• **Your goal**
Below are some records; find each line that carries the word "total" and copy it.

(Data records for software interfaces)
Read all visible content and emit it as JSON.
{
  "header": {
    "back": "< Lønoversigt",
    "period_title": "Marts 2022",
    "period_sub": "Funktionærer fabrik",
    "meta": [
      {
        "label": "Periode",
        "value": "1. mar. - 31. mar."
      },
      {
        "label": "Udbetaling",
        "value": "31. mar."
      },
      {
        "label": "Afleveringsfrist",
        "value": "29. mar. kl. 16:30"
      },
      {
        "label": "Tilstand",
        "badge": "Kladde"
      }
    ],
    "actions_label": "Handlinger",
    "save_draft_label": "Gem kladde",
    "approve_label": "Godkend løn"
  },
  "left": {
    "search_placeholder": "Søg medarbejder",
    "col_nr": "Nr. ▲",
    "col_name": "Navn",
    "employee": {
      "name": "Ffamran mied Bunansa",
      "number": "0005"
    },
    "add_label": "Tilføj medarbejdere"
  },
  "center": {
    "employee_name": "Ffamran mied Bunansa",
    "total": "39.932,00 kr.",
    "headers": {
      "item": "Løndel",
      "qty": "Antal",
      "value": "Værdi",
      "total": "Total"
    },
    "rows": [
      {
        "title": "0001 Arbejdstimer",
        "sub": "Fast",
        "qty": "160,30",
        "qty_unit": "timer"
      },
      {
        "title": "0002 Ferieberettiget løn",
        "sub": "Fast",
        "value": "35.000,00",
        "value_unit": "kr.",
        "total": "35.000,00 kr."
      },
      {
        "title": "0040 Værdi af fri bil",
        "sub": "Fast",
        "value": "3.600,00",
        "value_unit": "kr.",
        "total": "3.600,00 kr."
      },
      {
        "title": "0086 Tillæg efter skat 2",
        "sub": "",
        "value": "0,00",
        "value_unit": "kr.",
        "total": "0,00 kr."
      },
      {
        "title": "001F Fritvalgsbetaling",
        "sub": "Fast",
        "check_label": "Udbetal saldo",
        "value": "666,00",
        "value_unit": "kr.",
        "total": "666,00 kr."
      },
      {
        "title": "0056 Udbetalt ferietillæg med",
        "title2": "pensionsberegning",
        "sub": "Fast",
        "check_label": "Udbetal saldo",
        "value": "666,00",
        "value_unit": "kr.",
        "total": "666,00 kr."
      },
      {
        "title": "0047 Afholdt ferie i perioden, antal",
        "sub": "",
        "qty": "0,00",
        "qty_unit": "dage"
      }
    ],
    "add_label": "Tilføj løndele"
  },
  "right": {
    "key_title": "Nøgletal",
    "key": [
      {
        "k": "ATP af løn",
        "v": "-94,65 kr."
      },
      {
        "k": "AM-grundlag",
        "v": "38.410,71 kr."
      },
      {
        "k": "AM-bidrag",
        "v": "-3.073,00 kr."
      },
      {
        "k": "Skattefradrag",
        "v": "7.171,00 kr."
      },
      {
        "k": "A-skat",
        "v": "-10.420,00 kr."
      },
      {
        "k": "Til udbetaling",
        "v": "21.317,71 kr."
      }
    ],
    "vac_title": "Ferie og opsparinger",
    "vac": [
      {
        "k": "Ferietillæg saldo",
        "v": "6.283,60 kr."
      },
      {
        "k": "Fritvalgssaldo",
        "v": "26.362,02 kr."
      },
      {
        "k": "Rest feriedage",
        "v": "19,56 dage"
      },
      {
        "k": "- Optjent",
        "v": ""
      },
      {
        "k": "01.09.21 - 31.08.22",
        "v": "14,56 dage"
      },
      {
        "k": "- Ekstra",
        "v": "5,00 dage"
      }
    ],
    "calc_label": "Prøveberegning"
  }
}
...
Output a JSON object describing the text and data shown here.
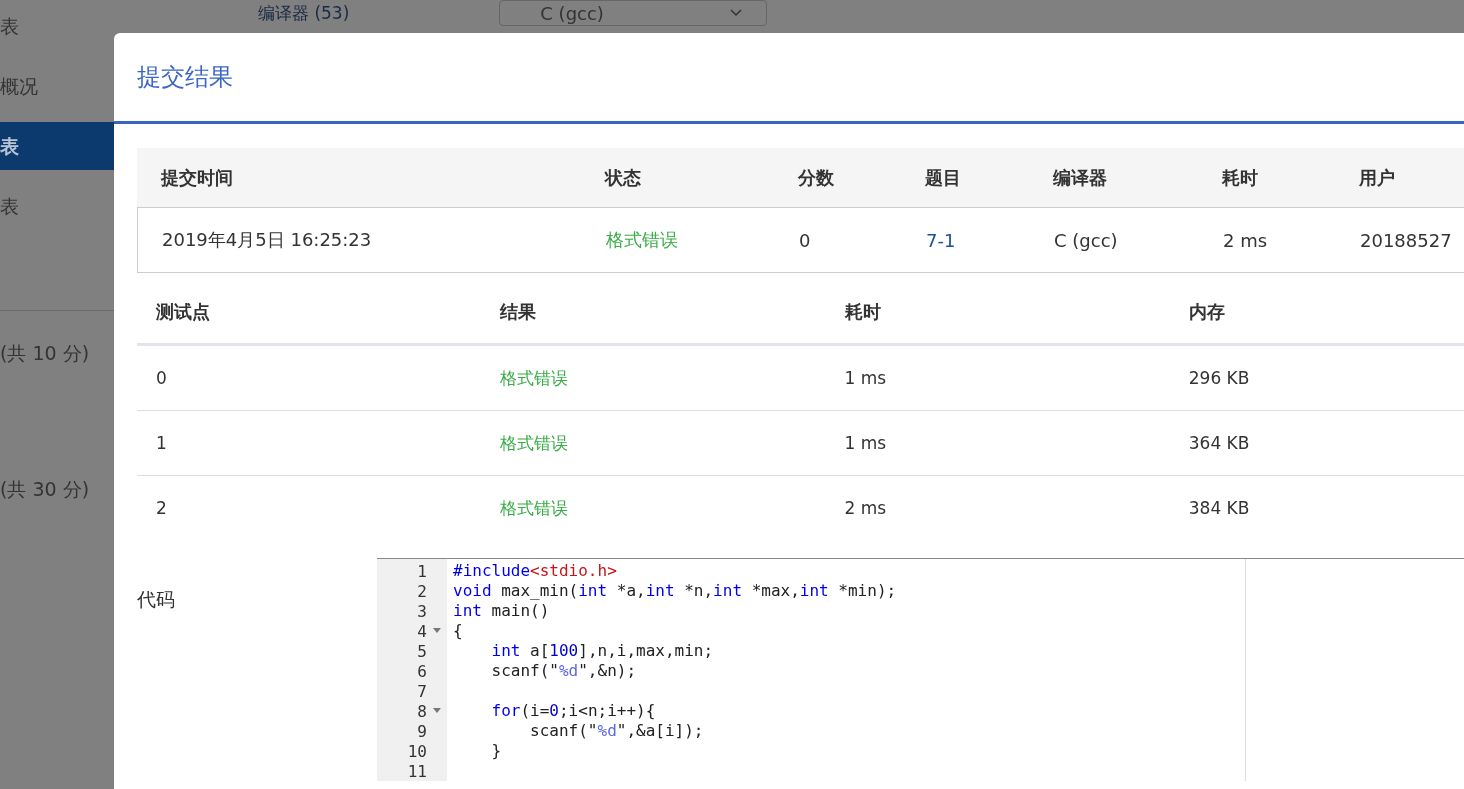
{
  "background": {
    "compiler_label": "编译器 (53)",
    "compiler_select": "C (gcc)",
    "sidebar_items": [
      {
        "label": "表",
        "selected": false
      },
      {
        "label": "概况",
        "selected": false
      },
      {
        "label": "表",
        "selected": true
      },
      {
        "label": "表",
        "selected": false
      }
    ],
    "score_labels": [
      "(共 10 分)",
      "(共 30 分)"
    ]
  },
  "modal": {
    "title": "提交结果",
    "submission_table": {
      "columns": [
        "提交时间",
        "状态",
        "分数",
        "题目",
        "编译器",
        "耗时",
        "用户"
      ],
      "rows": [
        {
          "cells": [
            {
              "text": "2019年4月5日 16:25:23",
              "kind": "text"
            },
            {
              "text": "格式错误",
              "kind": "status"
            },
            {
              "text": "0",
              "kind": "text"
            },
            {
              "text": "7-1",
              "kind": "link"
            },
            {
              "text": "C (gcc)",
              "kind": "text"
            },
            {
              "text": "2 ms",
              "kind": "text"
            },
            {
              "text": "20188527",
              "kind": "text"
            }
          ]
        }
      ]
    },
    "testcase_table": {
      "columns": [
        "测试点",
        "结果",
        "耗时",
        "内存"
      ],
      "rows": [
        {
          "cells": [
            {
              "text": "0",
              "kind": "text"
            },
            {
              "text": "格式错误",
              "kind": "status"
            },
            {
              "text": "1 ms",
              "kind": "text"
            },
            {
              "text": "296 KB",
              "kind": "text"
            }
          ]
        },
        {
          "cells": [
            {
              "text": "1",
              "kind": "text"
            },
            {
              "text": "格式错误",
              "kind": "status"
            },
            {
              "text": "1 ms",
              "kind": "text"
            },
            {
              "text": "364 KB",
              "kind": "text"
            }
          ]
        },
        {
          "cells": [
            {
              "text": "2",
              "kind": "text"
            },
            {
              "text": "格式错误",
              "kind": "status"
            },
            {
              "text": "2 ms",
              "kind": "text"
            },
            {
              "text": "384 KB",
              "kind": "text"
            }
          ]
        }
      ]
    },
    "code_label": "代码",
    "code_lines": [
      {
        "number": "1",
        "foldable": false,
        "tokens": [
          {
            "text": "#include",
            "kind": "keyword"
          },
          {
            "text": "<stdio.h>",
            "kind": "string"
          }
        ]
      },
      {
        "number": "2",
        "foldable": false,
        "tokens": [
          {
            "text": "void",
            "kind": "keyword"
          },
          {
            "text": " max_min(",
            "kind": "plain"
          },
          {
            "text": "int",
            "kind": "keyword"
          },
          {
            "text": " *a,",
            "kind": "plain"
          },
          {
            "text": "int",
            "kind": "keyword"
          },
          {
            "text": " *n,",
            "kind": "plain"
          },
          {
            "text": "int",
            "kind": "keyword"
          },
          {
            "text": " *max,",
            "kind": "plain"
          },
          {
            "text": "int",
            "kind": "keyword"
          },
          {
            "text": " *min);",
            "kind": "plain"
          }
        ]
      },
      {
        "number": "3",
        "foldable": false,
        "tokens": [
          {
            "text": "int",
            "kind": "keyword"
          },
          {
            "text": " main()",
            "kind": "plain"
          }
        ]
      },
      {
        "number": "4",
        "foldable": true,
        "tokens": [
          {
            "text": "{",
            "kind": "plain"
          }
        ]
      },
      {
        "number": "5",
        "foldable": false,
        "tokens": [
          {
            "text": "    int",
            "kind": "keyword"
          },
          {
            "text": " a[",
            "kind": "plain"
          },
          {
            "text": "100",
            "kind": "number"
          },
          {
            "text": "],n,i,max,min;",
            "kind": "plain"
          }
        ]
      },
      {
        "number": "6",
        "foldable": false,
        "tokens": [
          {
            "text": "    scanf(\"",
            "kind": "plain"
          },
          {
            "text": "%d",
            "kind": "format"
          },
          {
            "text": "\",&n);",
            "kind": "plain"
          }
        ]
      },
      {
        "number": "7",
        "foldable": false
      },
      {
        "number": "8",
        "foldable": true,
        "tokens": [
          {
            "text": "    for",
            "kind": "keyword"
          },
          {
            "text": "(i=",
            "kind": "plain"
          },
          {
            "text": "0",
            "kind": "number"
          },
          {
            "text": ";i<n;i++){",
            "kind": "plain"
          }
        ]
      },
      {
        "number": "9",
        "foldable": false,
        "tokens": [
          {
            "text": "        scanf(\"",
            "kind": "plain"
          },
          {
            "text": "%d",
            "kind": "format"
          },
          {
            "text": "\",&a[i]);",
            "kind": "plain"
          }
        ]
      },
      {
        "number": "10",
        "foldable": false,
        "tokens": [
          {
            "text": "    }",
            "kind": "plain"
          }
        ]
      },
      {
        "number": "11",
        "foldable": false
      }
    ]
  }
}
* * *
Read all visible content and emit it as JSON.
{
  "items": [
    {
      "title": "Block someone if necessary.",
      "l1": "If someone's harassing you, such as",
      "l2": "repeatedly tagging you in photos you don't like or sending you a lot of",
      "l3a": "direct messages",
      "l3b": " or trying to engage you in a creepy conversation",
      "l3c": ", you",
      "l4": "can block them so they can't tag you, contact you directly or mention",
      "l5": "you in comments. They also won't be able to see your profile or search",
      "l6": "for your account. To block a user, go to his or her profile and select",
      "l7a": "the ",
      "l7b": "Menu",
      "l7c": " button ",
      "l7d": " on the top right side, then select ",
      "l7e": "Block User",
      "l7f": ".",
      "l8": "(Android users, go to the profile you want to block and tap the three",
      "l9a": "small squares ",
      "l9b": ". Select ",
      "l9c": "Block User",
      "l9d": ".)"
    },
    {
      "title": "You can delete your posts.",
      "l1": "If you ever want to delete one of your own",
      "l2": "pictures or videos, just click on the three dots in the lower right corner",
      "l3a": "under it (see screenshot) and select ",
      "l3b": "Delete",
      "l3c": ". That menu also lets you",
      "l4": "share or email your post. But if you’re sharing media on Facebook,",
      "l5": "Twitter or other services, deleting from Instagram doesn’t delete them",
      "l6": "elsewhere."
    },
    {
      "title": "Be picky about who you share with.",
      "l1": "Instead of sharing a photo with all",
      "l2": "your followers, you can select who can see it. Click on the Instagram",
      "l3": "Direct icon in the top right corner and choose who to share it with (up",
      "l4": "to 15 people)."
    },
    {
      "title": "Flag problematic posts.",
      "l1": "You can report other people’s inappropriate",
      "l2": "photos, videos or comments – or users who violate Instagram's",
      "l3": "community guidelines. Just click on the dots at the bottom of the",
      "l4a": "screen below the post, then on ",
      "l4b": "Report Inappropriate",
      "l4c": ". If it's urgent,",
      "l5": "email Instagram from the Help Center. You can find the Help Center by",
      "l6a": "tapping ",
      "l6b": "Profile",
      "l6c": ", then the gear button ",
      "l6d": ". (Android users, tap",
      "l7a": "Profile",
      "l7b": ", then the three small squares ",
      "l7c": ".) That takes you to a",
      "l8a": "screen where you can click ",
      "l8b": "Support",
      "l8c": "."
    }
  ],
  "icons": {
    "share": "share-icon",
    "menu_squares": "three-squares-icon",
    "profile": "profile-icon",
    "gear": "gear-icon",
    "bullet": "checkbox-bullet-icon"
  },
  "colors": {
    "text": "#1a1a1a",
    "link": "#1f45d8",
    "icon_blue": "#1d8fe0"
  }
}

• **Result for this exercise**
    "total": "39.932,00 kr.",
      "total": "Total"
        "total": "35.000,00 kr."
        "total": "3.600,00 kr."
        "total": "0,00 kr."
        "total": "666,00 kr."
        "total": "666,00 kr."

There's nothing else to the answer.